These three operations make it quick and easy to manually edit the timing of a vocal performance. If you find you need to remove Flex Markers, double‑click them or use the eraser tool. To edit the location of a Flex Marker, hold down the Option key, and click and drag it to the desired position. To remove all Flex Markers, Control‑click the region and choose 'Delete All Flex Markers' from the pop‑up menu.
Let's now look at a real‑life recording situation involving vocals. When recording a vocalist, it's common practice to double‑track backing‑vocal parts, and sometimes even lead parts. Singers who can track the same part repeatedly with exactly the same timing are rare, and in Logic 8 it was quite a tedious process to correct timing discrepancies between parts. However, Flex Time enables you to quickly align multitracked vocals so that they are tightly sync'ed, removing annoying 'flamming' of consonants between lines and creating a more professional result.
For this example, I've used a vocal whose double-tracked version has timing problems. The two recordings are shown above. As you can see in the second (the double track), most words are late in comparison to the original. To lock double‑tracked or harmony vocals to the original lead:
An alternative way to align one vocal to another is to first edit Flex Time's detected Transient markers so that they accurately frame word events, and then create a quantise template from those Transient markers to apply to other vocal tracks. When editing longer recordings in this way, I chop them into smaller sections first, to make editing more manageable.
We first need to turn on Flex Time, then open the sample editor by double‑clicking the top part of your lead‑vocal region. In the Sample editor, click the Transient Editing Mode button, to the right of the View menu, to access editing mode. The Sample editor window shows the same Transient markers as the Arrange page.
Look carefully at the Transient markers that Logic has detected, because you want to get rid of all markers apart from those that are located at the start of each word or syllable. To do this, use the '+' and '–' buttons next to the Transient Editing Mode button to alter the detection sensitivity. I find that I usually need to reduce the sensitivity quite a bit for vocals. A less sensitive detection threshold results in fewer Transient markers, which suits our case, as we only need a marker at the start of each word or syllable.
Once you've got the number of markers approximately right for the vocal recording, you can then select 'problem' words, where the markers haven't been inserted as you would wish, with the Pointer. The '+' and '‑' buttons will now only work on that section. To manually edit automatically detected markers, you can move them by Option‑clicking and dragging, add new ones using the pencil tool, and remove them by double‑clicking on them or using the eraser tool. The screens below show the audio file after automatic Transient detection and then following manual editing of markers so that they occur only at the start of words or syllables. Now repeat the whole process on your vocal double‑track file.

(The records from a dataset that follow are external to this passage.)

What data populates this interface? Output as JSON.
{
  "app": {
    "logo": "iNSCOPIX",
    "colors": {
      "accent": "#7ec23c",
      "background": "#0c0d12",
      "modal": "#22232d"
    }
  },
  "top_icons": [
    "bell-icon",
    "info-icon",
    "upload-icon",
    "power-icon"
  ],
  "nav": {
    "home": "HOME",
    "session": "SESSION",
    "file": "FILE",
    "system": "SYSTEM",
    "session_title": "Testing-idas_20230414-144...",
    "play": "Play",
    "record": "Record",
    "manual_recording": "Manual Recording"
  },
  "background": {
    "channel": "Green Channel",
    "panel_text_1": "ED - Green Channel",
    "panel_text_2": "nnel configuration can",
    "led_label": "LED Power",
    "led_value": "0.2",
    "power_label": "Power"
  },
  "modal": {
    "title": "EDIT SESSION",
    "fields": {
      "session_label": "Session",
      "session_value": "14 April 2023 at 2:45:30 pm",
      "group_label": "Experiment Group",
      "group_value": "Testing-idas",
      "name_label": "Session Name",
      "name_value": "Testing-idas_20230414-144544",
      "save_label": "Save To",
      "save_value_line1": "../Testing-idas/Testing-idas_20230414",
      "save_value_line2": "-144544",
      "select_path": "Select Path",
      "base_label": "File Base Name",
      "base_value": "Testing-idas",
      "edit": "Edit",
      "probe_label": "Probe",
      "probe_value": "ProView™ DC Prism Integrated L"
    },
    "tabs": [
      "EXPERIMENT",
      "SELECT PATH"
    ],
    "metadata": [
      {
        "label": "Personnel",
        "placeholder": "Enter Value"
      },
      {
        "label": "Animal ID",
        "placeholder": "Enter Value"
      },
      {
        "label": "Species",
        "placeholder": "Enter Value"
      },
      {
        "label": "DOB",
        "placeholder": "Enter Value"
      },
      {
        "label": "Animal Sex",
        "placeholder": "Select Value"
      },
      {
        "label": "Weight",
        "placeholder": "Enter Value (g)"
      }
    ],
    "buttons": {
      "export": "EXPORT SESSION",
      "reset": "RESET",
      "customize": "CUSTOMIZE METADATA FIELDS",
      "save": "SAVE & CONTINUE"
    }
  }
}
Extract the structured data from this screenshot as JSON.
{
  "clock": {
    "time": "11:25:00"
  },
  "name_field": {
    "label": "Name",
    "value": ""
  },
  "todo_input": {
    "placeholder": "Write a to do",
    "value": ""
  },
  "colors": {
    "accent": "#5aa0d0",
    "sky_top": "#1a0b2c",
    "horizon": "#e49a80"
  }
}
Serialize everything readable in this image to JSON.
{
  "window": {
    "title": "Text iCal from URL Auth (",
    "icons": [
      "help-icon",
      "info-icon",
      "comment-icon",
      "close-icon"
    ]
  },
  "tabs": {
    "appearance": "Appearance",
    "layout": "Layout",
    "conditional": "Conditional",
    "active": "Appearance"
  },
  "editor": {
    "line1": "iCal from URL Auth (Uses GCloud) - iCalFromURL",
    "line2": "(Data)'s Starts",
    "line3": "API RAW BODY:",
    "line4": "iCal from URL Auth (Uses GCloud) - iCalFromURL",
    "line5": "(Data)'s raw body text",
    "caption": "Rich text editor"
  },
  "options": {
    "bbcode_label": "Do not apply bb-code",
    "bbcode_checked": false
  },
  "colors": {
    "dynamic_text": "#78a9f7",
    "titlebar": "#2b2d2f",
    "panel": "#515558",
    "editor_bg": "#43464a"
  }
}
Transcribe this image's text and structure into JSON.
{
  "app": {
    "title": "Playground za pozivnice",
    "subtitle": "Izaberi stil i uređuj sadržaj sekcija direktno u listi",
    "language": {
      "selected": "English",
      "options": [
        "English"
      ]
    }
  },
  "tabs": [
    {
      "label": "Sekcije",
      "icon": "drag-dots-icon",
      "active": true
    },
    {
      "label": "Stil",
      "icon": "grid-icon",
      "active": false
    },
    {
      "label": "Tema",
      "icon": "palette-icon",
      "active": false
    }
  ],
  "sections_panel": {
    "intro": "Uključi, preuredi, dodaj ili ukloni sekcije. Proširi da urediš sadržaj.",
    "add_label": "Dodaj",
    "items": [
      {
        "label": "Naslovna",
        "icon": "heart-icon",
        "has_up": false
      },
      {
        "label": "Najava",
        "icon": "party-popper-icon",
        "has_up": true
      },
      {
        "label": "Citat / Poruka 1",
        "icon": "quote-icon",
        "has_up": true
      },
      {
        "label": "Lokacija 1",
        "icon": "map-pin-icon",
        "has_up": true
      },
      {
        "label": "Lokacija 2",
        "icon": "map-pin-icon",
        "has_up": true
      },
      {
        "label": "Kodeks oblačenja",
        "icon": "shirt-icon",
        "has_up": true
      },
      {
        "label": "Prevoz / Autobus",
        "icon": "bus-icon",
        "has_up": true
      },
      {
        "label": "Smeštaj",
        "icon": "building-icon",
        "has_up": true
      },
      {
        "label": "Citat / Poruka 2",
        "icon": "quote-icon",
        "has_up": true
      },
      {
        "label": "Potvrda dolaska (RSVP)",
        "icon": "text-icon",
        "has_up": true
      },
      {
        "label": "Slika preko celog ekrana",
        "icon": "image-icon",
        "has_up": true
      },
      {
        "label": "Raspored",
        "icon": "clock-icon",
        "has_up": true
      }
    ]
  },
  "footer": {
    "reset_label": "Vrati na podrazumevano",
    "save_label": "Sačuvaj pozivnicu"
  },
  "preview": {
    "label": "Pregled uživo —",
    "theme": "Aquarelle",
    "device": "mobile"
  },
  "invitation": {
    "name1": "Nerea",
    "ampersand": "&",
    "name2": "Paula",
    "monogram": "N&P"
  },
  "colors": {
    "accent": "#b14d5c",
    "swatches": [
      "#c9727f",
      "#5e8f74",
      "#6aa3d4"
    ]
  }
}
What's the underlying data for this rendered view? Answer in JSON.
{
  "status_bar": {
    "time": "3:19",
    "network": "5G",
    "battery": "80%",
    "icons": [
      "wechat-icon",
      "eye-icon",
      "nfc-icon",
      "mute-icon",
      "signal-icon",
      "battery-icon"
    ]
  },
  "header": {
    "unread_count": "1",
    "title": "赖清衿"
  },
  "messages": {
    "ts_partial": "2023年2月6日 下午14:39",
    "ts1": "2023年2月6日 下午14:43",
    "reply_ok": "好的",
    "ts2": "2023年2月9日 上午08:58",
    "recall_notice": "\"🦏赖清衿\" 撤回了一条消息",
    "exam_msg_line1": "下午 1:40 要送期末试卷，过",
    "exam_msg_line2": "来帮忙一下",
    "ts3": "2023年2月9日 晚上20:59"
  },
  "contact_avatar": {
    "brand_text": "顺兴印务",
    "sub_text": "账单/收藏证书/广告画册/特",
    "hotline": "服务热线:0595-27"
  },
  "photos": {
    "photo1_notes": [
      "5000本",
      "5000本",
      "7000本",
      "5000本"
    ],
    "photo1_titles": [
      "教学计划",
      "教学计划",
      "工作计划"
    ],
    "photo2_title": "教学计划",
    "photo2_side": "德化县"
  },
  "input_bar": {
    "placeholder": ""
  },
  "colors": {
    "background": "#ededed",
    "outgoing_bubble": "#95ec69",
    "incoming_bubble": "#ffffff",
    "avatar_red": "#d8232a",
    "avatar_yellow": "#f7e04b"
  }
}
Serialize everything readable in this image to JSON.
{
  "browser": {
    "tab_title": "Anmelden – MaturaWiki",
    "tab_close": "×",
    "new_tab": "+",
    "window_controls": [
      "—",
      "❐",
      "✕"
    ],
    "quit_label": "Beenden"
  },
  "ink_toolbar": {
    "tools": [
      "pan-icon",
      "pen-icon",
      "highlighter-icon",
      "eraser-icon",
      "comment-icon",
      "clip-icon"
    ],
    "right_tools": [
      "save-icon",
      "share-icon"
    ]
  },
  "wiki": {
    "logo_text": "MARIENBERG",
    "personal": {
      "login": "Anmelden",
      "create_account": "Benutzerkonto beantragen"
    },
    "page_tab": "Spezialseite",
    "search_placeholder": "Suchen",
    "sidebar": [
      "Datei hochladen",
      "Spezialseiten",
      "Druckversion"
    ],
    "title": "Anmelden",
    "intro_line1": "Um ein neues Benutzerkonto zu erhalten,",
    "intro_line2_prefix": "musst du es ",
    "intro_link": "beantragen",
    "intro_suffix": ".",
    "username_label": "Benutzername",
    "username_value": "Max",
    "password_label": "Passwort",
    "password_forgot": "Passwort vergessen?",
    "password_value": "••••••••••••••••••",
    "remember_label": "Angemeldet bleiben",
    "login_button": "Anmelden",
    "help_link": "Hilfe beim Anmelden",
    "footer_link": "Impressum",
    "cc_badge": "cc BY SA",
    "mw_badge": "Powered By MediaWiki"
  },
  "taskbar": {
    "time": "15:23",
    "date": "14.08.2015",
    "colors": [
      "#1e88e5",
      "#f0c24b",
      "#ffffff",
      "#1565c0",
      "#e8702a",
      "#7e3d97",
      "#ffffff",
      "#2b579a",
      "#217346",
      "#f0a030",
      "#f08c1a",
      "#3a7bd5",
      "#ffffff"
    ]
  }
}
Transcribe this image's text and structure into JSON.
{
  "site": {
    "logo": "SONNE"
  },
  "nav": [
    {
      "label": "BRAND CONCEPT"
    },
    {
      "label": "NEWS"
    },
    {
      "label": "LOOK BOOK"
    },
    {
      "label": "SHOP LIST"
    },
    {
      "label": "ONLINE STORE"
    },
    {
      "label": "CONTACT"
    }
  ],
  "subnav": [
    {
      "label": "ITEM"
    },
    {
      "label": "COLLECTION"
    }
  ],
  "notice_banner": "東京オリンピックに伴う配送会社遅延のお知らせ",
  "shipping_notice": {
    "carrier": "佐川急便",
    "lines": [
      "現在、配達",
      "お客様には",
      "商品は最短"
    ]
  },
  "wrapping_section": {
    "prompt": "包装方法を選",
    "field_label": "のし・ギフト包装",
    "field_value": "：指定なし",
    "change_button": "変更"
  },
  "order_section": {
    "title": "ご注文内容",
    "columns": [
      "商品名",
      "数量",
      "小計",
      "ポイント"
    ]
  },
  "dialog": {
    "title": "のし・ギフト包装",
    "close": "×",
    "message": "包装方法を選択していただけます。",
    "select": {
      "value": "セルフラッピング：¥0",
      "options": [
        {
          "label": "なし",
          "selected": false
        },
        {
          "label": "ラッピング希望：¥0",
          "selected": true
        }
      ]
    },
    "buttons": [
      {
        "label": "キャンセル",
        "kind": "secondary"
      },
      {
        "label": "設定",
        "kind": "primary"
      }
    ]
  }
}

With the Transient markers of both recordings edited, you're ready to quantise the double‑track to the original. Select the lead vocal region (name the file 'lead vocal', if it isn't already) and go to the Quantize menu in the Region Inspector. Click on it and choose 'Make Groove Template'. Logic will create a Groove template named after the region it was taken from. Make sure that your vocal double‑tracked region has the same start point as your lead vocal. Select the vocal double‑track region and, from the Quantize menu, select 'Lead vocal'. Logic will now apply the quantise template made from the lead vocal to the doubled vocal. Minor discrepancies can then be edited using Flex markers.
Flex Time is an incredible addition to Logic, and after only a few weeks of use it feels like something I couldn't do without! Tune in next month, when we'll look at more ways of using it. .
Detailed parameters relating to Flex Time can be found in the Track parameter and Region parameter boxes in the Inspector. Information about the different Flex Modes can be found on page 529 of the Logic User Manual.